Collected data
....

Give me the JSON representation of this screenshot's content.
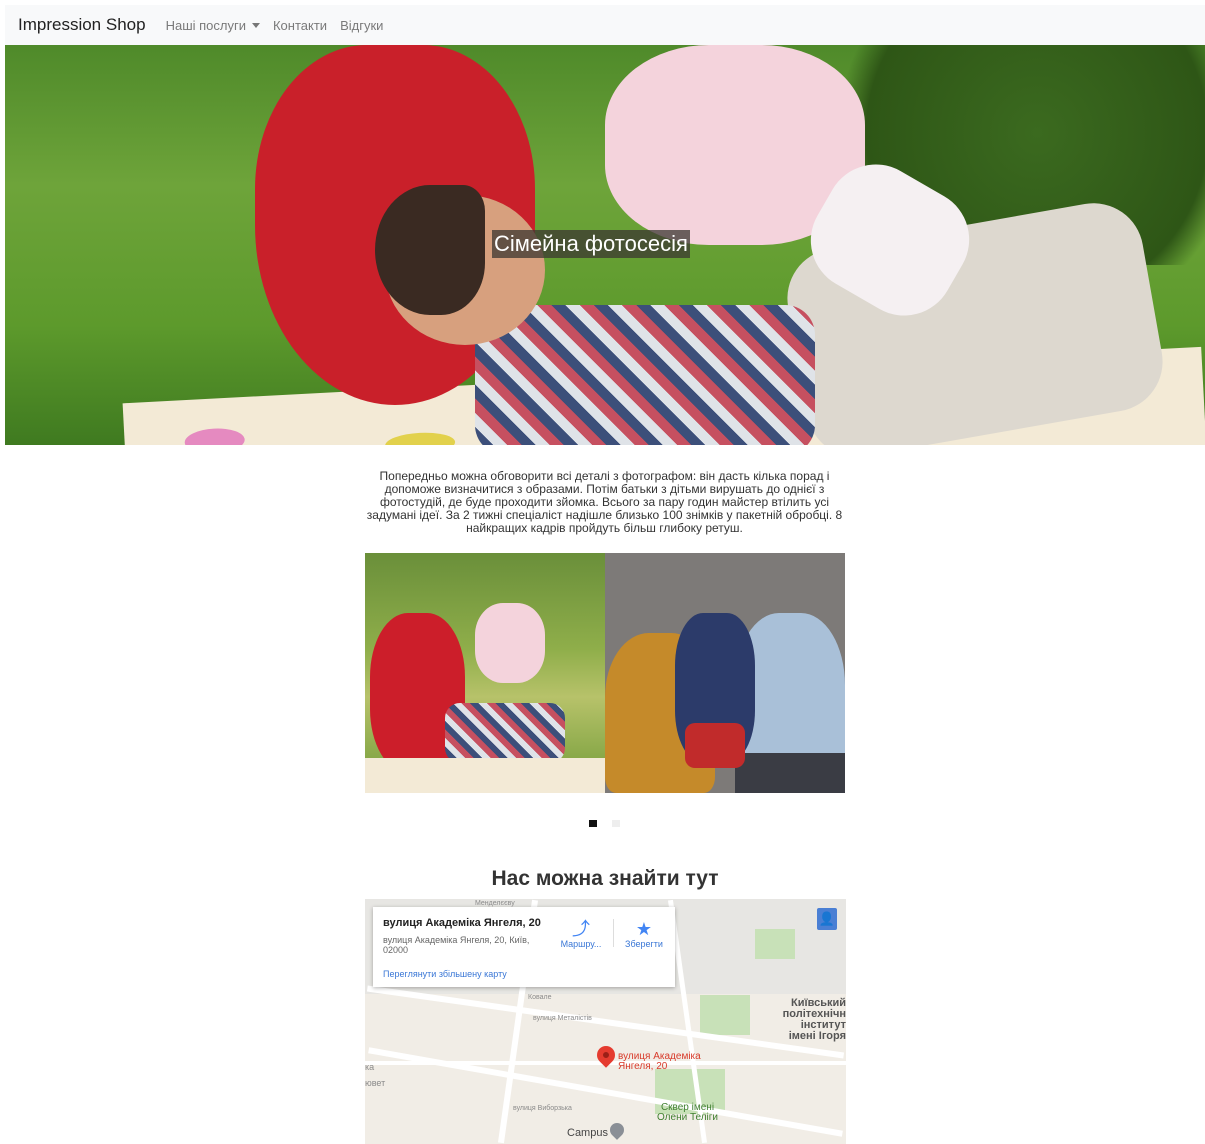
{
  "navbar": {
    "brand": "Impression Shop",
    "links": [
      {
        "label": "Наші послуги",
        "dropdown": true
      },
      {
        "label": "Контакти"
      },
      {
        "label": "Відгуки"
      }
    ]
  },
  "hero": {
    "caption": "Сімейна фотосесія"
  },
  "description": "Попередньо можна обговорити всі деталі з фотографом: він дасть кілька порад і допоможе визначитися з образами. Потім батьки з дітьми вирушать до однієї з фотостудій, де буде проходити зйомка. Всього за пару годин майстер втілить усі задумані ідеї. За 2 тижні спеціаліст надішле близько 100 знімків у пакетній обробці. 8 найкращих кадрів пройдуть більш глибоку ретуш.",
  "carousel": {
    "active_index": 0,
    "count": 2
  },
  "map_section": {
    "title": "Нас можна знайти тут",
    "card": {
      "title": "вулиця Академіка Янгеля, 20",
      "address": "вулиця Академіка Янгеля, 20, Київ, 02000",
      "directions_label": "Маршру...",
      "save_label": "Зберегти",
      "larger_map_link": "Переглянути збільшену карту"
    },
    "labels": {
      "pin": "вулиця Академіка\nЯнгеля, 20",
      "kpi": "Київський\nполітехнічн\nінститут\nімені Ігоря",
      "park": "Сквер імені\nОлени Теліги",
      "campus": "Campus",
      "street1": "вулиця Металістів",
      "street2": "вулиця Виборзька",
      "street3": "Ковале",
      "street4": "Менделєєву",
      "edge1": "ка",
      "edge2": "ювет"
    },
    "colors": {
      "pin": "#e53b2f",
      "link": "#3a77d6"
    }
  },
  "icons": [
    "caret-down-icon",
    "directions-icon",
    "star-icon",
    "pegman-icon",
    "map-pin-icon",
    "campus-pin-icon"
  ]
}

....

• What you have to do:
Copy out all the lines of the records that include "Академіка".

• Written reply:
      "title": "вулиця Академіка Янгеля, 20",
      "address": "вулиця Академіка Янгеля, 20, Київ, 02000",
      "pin": "вулиця Академіка\nЯнгеля, 20",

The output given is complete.